The fact that schools are employing technology certainly is no surprise. The most effective classrooms long have incorporated the latest devices in an attempt to engage students. Not all that long ago — OK, maybe it was a long time ago — that meant film strips that could show moving pictures without sound. How quaint. Today's classrooms have individual Internet connections right at each student's fingertips in the form of iPads or other tablet devices.

A recent article in The Columbian by reporter Tyler Graf pointed out some of the ways schools are incorporating iPads into their lesson plans. The La Center, Battle Ground, Vancouver and Washougal districts all use or have used iPads, with many schools expanding their programs this year.

"I think the whole electronic use thing gives kids more of a feeling that it's going to help them," said Camron Rowen, a seventh-grader at La Center Middle School.

While technology long has been used to support traditional methods in the classroom, the development of tablets can represent a huge leap in how students learn. Introduced in 2010, the iPad initially seemed like a ludicrous idea -- a laptop computer without the computing capability. But it quickly has expanded the horizons of learning at every level. La Center math teacher Mike Holland has students use the device to access a website called Khan Academy, which provides interactive tutorials that supplement his instruction.

"One of the things that has always bothered me about the way we teach is that life doesn't present a page of fractions," Holland said. "The whole day is not one kind of problem. Everything is a different kind of problem. (Khan Academy) has a variety of problems, and that's more real."

The potential goes well beyond that. Author Lisa Guernsey, writing for Slate.com, recently described her experience observing a school in Zurich, Switzerland. "The tablets were intended to be used as video cameras, audio recorders, and multimedia notebooks of individual students' creations. . . . Instead of focusing on what was coming out of the iPad, they were focused on what was going into it." One assignment involved first-graders explaining what they understood about "systems," with one girl creating a digital flow chart to show how a book gets checked out from the library, taken home and then returned.

Guernsey stressed, however, that the key to success wasn't the iPads themselves, but the talent and the patience of the teachers. "Are American public schools ready to recognize that it's the adults and students around the iPads, not just the iPads themselves, that require some real attention?," she wondered. That will be crucial if the latest technology is to have a significant and lasting impact on U.S. schools. Many a fad has promised to alter the education system only to quickly disappear because of poor implementation.

Still, tablets hold potential, and not only for young students.
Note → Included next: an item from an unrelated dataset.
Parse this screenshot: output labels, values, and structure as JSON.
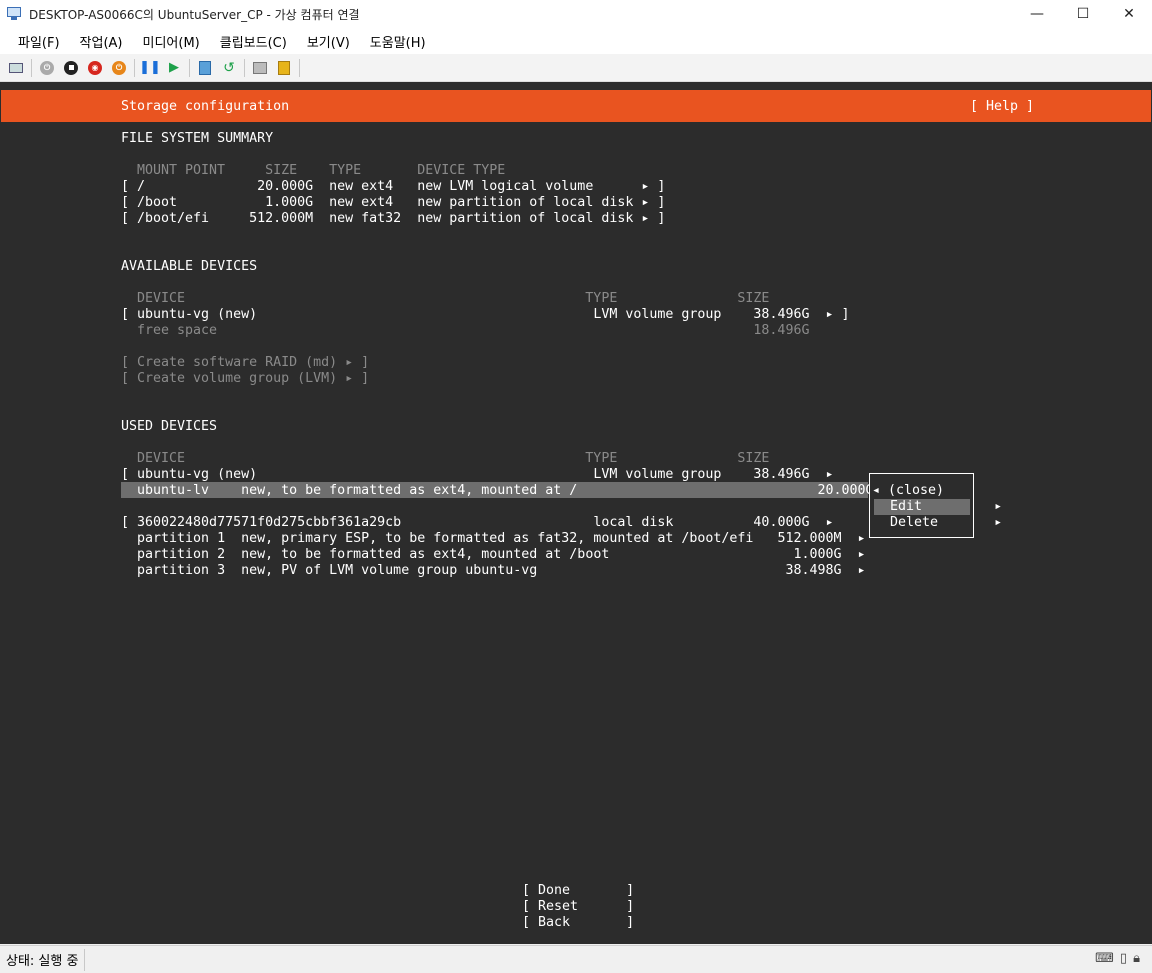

At the college and high school level, the ability to download entire text books onto a device could help stem the ever-rising costs of such books -- and the need to lug around a 50-pound backpack.

The educational system in this country frequently serves as a punching bag for critics. But in many, many ways — as reflected by the use of iPads in classrooms — it's better than ever.